Don't do muchThu, 16th Oct '08, 11:15 pm::
I had my first real in-class exam today after a break of four and a half years from college. I think I did well for someone who barely had the time to sit down and study. I have been pressed for time lately and this very lack of time is gradually teaching me how to better manage my todos, stress, expectations, and goals in quite an unorthodox way. I know my thoughts below will initially seem to be going all over the place but just hang on a bit because I will eventually reach the focal point that I intend to discuss.
The problem with life is that for most people, it really is the same story day-in and day-out. Even if you have an exciting work or social life, the excitement has the same flavor on a day-to-day basis. Then one day something changes and it starts to get more stressful. You can't change your life around immediately to counteract the increased stress, so it builds up. Pretty soon you fall way behind on your todo list and your goals and hopes are nowhere in sight. A few years later you ask yourself how did I end up here and whatever happened to my dreams and all those plans.
At the same time, you see successful people in every walk of life around you. The gym instructor is in better shape than you'll ever be, your coworker knows more about Excel than you thought was possible, your sixty year old neighbor can run faster and further than you can, the mechanic knows more about your car than you ever will, your friend has read more books than you can imagine, and even the stupid guy who interrupts movies on cable TV seems to cook better than you can ever hope for. It is as if we are being told we suck at life by being encouraged to be good at everything and we are going crazy trying to deal with it all.

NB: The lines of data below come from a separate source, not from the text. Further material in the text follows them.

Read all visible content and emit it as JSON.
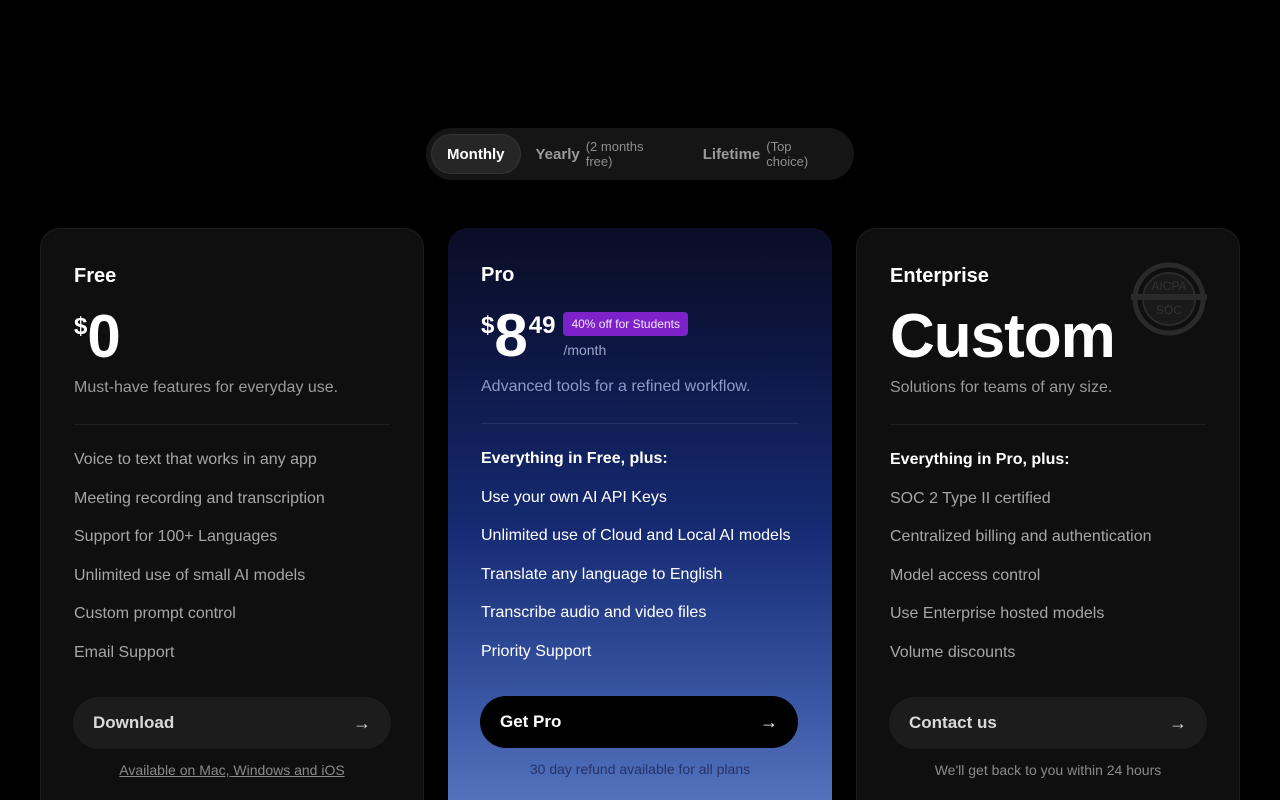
{
  "toggle": {
    "monthly": "Monthly",
    "yearly": "Yearly",
    "yearly_sub": "(2 months free)",
    "lifetime": "Lifetime",
    "lifetime_sub": "(Top choice)"
  },
  "plans": {
    "free": {
      "name": "Free",
      "currency": "$",
      "amount": "0",
      "tagline": "Must-have features for everyday use.",
      "features": [
        "Voice to text that works in any app",
        "Meeting recording and transcription",
        "Support for 100+ Languages",
        "Unlimited use of small AI models",
        "Custom prompt control",
        "Email Support"
      ],
      "cta": "Download",
      "note": "Available on Mac, Windows and iOS"
    },
    "pro": {
      "name": "Pro",
      "currency": "$",
      "amount": "8",
      "cents": "49",
      "badge": "40% off for Students",
      "per": "/month",
      "tagline": "Advanced tools for a refined workflow.",
      "lead": "Everything in Free, plus:",
      "features": [
        "Use your own AI API Keys",
        "Unlimited use of Cloud and Local AI models",
        "Translate any language to English",
        "Transcribe audio and video files",
        "Priority Support"
      ],
      "cta": "Get Pro",
      "note": "30 day refund available for all plans"
    },
    "enterprise": {
      "name": "Enterprise",
      "amount": "Custom",
      "tagline": "Solutions for teams of any size.",
      "lead": "Everything in Pro, plus:",
      "features": [
        "SOC 2 Type II certified",
        "Centralized billing and authentication",
        "Model access control",
        "Use Enterprise hosted models",
        "Volume discounts"
      ],
      "cta": "Contact us",
      "note": "We'll get back to you within 24 hours",
      "seal_text_top": "AICPA",
      "seal_text_bottom": "SOC"
    }
  },
  "icons": {
    "arrow": "arrow-right-icon",
    "seal": "aicpa-soc-seal-icon"
  },
  "colors": {
    "badge": "#7d22c9",
    "pro_gradient_top": "#0a0d24",
    "pro_gradient_bottom": "#5b79c2"
  }
}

Then New Year's Day comes around and the go-getters among us make resolutions and promises. Time to join gyms, lose weight, start reading, help the community, sign up for a music class, and take a course in web designing. All of this is supposed to make us a better person and help us grow. And I am all for it too, regardless of when and how you start. Knowledge, skill, and art makes one a well-rounded person so go for it by all means. The problem isn't that these things don't help us in the long run. The problem is that they displace the honest, self-actuating goals we had on our list and have forgotten over time. What was once a list of unique, personal goals, goals that truly mattered to you, is now a list telling you to sign up for pilates, swing dancing, and pottery classes just like eighty million others.
The trick is to not buy into it. I don't want to run faster than anyone and I don't need to be an awesome cook. I will not be jealous of my well-read friend's library and I will not try to be the best Excel number-cruncher (though I'm pretty damn good at it already.) What I will be, is the best me. I no longer want to be the best at anything and everything. If that means I get a B in Accounting while making more time for my wife and pets because that's what matters more, that is how it shall be. If it means my website gets fewer hits because I'd rather be sitting outside staring at the moon instead of computer code, so be it.
Throughout our lives we have been taught that it is a great thing to be good at something and success is what we should strive for. Society puts a great deal of value on the champions in every field. You cannot fight these uncontrollable urges to be better at everything unless you are consciously aware of your true desires in a given field. From the bottom of my heart, I do not care about running a mile in under six minutes. I never have and never will. However, the moment I see someone dart past me at a park, an annoying little bulb lights up in my head and commands me to "wake up early every morning and start running again so you can be fast like this runner." So I wake up the next morning, run for a few days or weeks if I'm lucky, and then give up. Why? Not because I hate waking up early or despise running, but because running is not something I genuinely want to do at this point in my life.
The simple reason most of our resolutions fail is because we don't want to do them. And on top of that, we are told that we are utter failures if we don't stick to our resolutions and plans - plans that we never even wanted to make to begin with. So this is where we are right now. We make our own dreams but get sidetracked when we get stressed in our day-to-day life and see others succeeding at their own goals. So instead of working on our goals, we pick up their goals because self-help books and self-titled gurus said so. We try hard but fail after we realize we don't really like bending over backwards in yoga or rock-climbing. Then finally we ask ourselves what happened to our goals and why life seems so stressful and joyless despite our every effort at improving things.
I learnt all of this over time after trying to do too many things too fervently and failing miserably at almost all of them. I still hope to do a lot of things but only ones that I really, really want to do and without trying too hard to succeed in most of them. The handful of things that I am passionate about and dedicated to, will still get my full attention but the rest of the things on my todo list will get sort-of done, whenever, if ever. By not caring too much about everything, I am able to care a lot more about some specific things and that I feel is the key to reducing stress and reaching one's personal goals.